Golden Eagle

I have a project that is coming up that could impact a golden eagle (Aquila chrysaetos) nest. I wanted to put this note together to get all of the info I have together. The crux of this note will focus on what we know about eagle disturbance.

Taxonomy

  • CLASS: Aves
  • ORDER: Accipitriformes
  • FAMILY: Accipitridie
  • GENUS: Aquila
  • SPECIES: chrysaetos

Status

  • IUCN: Least Concern
  • Colorado BLM: Sensitive

General Life History

Can be found across the Nearctic and Palearctic and on the fringes of the Indomalaya and the Afrotropics. It is infrequent across its range.

Food

Feeds on small prey most of the time and is more of a predator than a scavenger (like the bald eagle). It eats prey up to the size of a fox or a large crane (known to take goats or small deer as well). A pair may hunt together.

Habitat

Utilizes a variety of open habitats: tundra, prairie, rangeland, or desert. Wide ranging in the winter. Is more restrictive in the summer to areas with good nesting habitat.

Reproduction

May mate for life.

Young

Usually there are 2, sometimes 1-3, but rarely 4 young. Both male and female incubate. Female usually incubates more. Incubation lasts around 41-45 days.

The female stays with the young at first, while the male hunts. After the young start to loose their down, the female leaves the nest to help hunt.

Young first fly 60-70 days after hatching.

Nests

Nests are most often high and well protected on a cliff face. Also, may nest in large trees or, rarely, on the ground. Typically nests sites are used repeatedly for many years. Often, within a territory, there will be an alternate nest. Nests are constructed by both sexes with sticks and lined with weeds, grass, leaves, and moss. New material is added each year. Nests can become quite large.

Disturbance

  • Research suggests that golden eagles are senstive to human activity. Steidle et. al. (1993) found when observers were camped 400m (1300 ft or 1/4 mile) for 24 hours from golden eagle nests, adults spent less time near their nests, fed juveniles less frequently, and fed themselves and their juveniles up to 67% less food than when observers were camped 800m (2600 ft or 1/2 mile) away from nests for an equal period of time.
  • In Idaho, in a study of 40 years of golden eagle territories, data showed that areas that experienced OHV use (>4 km/km2 within 3 km of the nest) saw a substantial decrease in nest productivity when compared with nests that had less OHV activity (<3km/ km2 within 3km of the nest). Nests that were near parking lots (<700m) were particularly affected - some not producing young for up to 15 years (Steenhof et al. 2014). *Interestingly, it appears that helicopters may not have an impact on Golden Eagle reproduction (Grubb et al. 2010).

Timing limitations and spacial buffers are commonly used to protect golden eagle nests during the breeding season.
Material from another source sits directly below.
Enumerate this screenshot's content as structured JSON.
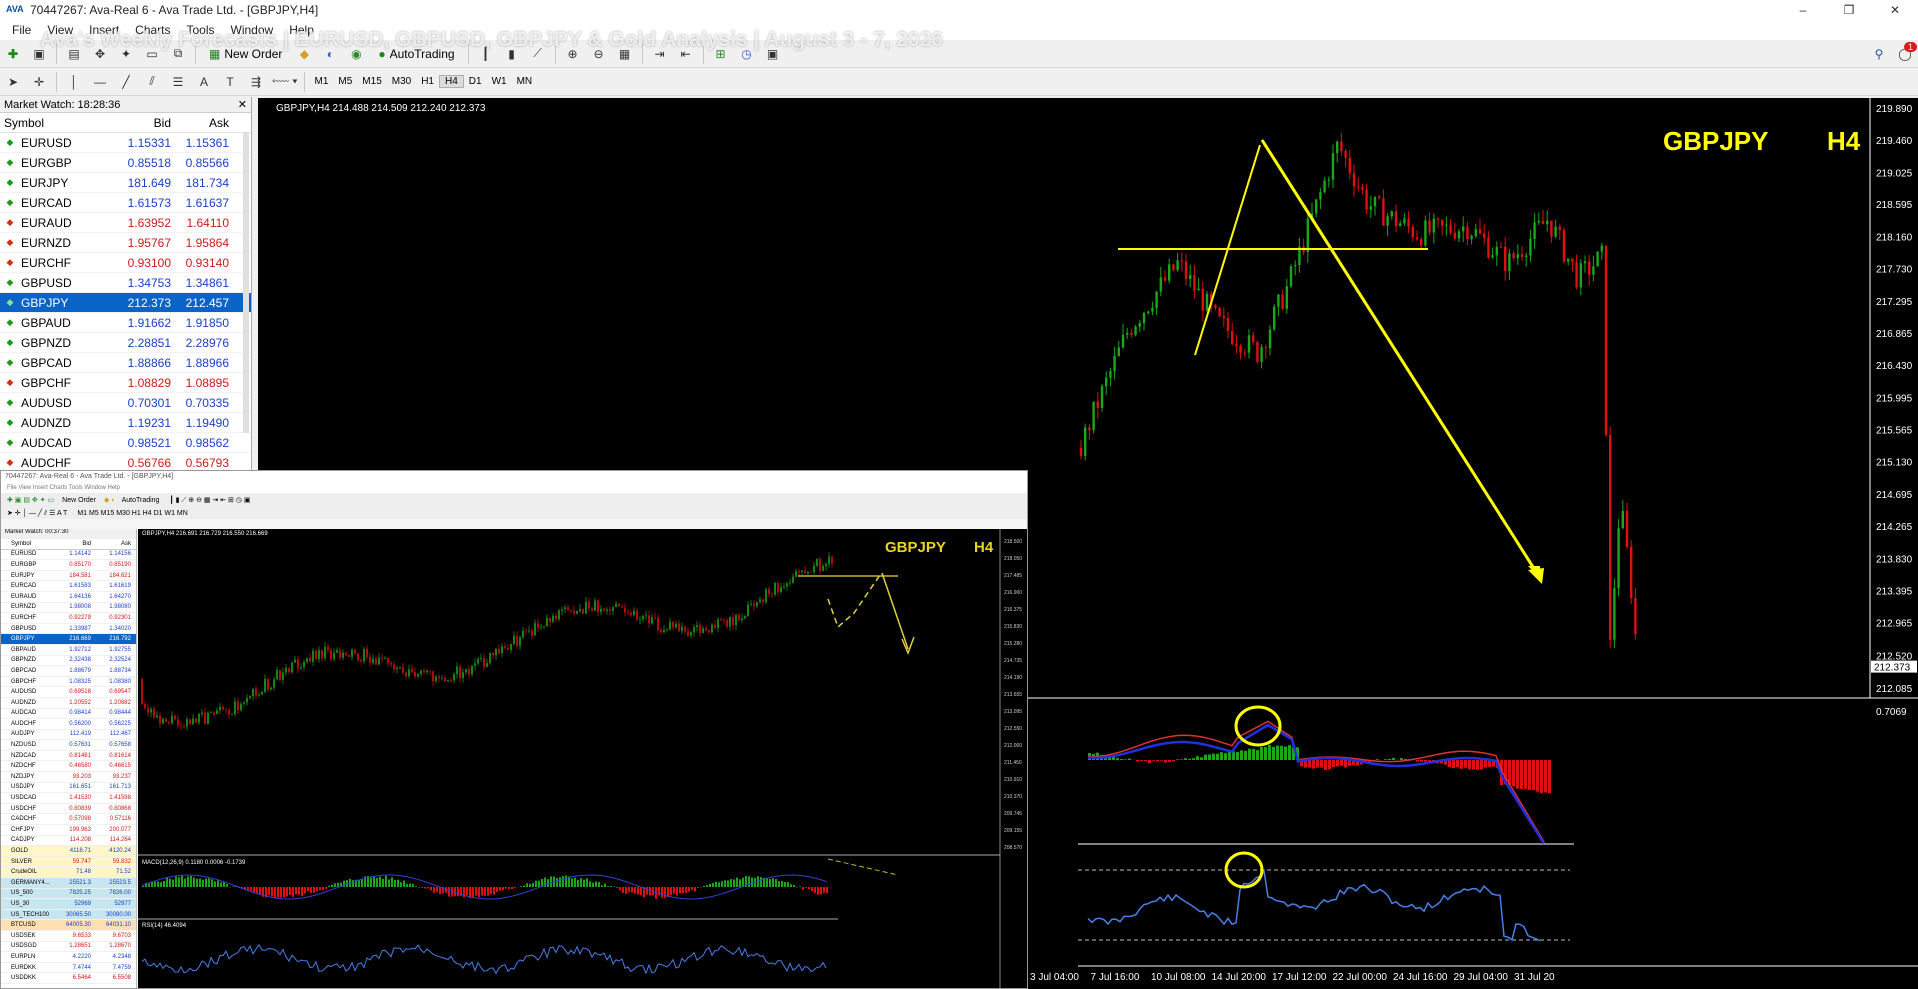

Typically a 1/2 mile no disturbance buffer is recommended from at least February 1 - July 15. Some recommendations differ (for example: Colorado Parks and Wildlife recommends timing limitation from December 1 - July 15). Others recommend no activity period within 1/2 mile of the nest, without consideration to the time of year (this option can be better because it eliminates the need for area closures during the breeding season which can be time intensive).

Steidl, R. J., K. D. Kozie, G. J. Dodge, T. Pehovski and E. R. Hogan. 1993. Effects of human activity on breeding behavior of golden eagles in Wrangell-St. Elias National Park and Preserve; a preliminary assessment. National Park Service, Wrangell-St. Elias National Park and Preserve, Copper Center, Alaska, WRST Research and Resource Report; no. 93-3.

Resources